— What needs to be done —
The lines below, all of them, should be returned exactly as they appear.

— Page and application data records —

———

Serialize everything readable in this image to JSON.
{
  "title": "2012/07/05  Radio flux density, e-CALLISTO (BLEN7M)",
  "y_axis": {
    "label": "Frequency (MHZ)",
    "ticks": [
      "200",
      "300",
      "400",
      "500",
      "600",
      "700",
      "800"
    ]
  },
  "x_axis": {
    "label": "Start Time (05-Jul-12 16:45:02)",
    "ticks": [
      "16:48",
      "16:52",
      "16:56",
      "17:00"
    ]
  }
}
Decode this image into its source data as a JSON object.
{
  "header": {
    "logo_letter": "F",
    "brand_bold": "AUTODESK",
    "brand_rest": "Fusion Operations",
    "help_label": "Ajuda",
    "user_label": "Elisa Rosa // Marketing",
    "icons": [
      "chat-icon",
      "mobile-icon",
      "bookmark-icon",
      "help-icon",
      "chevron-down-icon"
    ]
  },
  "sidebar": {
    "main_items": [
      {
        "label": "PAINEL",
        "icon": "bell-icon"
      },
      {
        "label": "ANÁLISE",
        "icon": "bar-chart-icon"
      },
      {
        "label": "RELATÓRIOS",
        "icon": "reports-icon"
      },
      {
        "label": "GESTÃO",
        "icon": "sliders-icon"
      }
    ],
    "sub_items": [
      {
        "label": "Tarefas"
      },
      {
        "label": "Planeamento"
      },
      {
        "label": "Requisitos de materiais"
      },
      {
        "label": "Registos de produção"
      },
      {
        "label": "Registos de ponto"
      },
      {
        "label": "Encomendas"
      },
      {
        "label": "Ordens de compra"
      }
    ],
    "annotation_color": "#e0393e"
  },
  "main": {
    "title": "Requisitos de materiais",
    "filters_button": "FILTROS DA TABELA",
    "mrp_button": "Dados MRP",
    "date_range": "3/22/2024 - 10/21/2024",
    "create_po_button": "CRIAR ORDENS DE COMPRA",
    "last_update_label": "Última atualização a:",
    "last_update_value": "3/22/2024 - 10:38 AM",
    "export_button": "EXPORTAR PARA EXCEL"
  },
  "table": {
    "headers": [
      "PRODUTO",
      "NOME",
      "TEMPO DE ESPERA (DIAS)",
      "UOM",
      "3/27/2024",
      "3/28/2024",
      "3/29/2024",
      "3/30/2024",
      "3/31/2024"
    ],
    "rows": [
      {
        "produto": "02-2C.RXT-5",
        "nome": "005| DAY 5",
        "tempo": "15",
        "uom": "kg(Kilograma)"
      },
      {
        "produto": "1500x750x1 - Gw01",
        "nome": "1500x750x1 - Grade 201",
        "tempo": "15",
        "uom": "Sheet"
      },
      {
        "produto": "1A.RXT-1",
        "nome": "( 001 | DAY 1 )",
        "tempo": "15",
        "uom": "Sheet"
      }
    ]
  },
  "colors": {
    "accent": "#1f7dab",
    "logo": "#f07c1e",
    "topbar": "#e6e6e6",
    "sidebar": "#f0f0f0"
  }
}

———

— Your response —
Serialize everything readable in this image to JSON.
{
  "title": "2012/07/05  Radio flux density, e-CALLISTO (BLEN7M)",
  "y_axis": {
    "label": "Frequency (MHZ)",
    "ticks": [
      "200",
      "300",
      "400",
      "500",
      "600",
      "700",
      "800"
    ]
  },
  "x_axis": {
    "label": "Start Time (05-Jul-12 16:45:02)",
    "ticks": [
      "16:48",
      "16:52",
      "16:56",
      "17:00"
    ]
  }
}
Decode this image into its source data as a JSON object.
{
  "header": {
    "logo_letter": "F",
    "brand_bold": "AUTODESK",
    "brand_rest": "Fusion Operations",
    "help_label": "Ajuda",
    "user_label": "Elisa Rosa // Marketing",
    "icons": [
      "chat-icon",
      "mobile-icon",
      "bookmark-icon",
      "help-icon",
      "chevron-down-icon"
    ]
  },
  "sidebar": {
    "main_items": [
      {
        "label": "PAINEL",
        "icon": "bell-icon"
      },
      {
        "label": "ANÁLISE",
        "icon": "bar-chart-icon"
      },
      {
        "label": "RELATÓRIOS",
        "icon": "reports-icon"
      },
      {
        "label": "GESTÃO",
        "icon": "sliders-icon"
      }
    ],
    "sub_items": [
      {
        "label": "Tarefas"
      },
      {
        "label": "Planeamento"
      },
      {
        "label": "Requisitos de materiais"
      },
      {
        "label": "Registos de produção"
      },
      {
        "label": "Registos de ponto"
      },
      {
        "label": "Encomendas"
      },
      {
        "label": "Ordens de compra"
      }
    ],
    "annotation_color": "#e0393e"
  },
  "main": {
    "title": "Requisitos de materiais",
    "filters_button": "FILTROS DA TABELA",
    "mrp_button": "Dados MRP",
    "date_range": "3/22/2024 - 10/21/2024",
    "create_po_button": "CRIAR ORDENS DE COMPRA",
    "last_update_label": "Última atualização a:",
    "last_update_value": "3/22/2024 - 10:38 AM",
    "export_button": "EXPORTAR PARA EXCEL"
  },
  "table": {
    "headers": [
      "PRODUTO",
      "NOME",
      "TEMPO DE ESPERA (DIAS)",
      "UOM",
      "3/27/2024",
      "3/28/2024",
      "3/29/2024",
      "3/30/2024",
      "3/31/2024"
    ],
    "rows": [
      {
        "produto": "02-2C.RXT-5",
        "nome": "005| DAY 5",
        "tempo": "15",
        "uom": "kg(Kilograma)"
      },
      {
        "produto": "1500x750x1 - Gw01",
        "nome": "1500x750x1 - Grade 201",
        "tempo": "15",
        "uom": "Sheet"
      },
      {
        "produto": "1A.RXT-1",
        "nome": "( 001 | DAY 1 )",
        "tempo": "15",
        "uom": "Sheet"
      }
    ]
  },
  "colors": {
    "accent": "#1f7dab",
    "logo": "#f07c1e",
    "topbar": "#e6e6e6",
    "sidebar": "#f0f0f0"
  }
}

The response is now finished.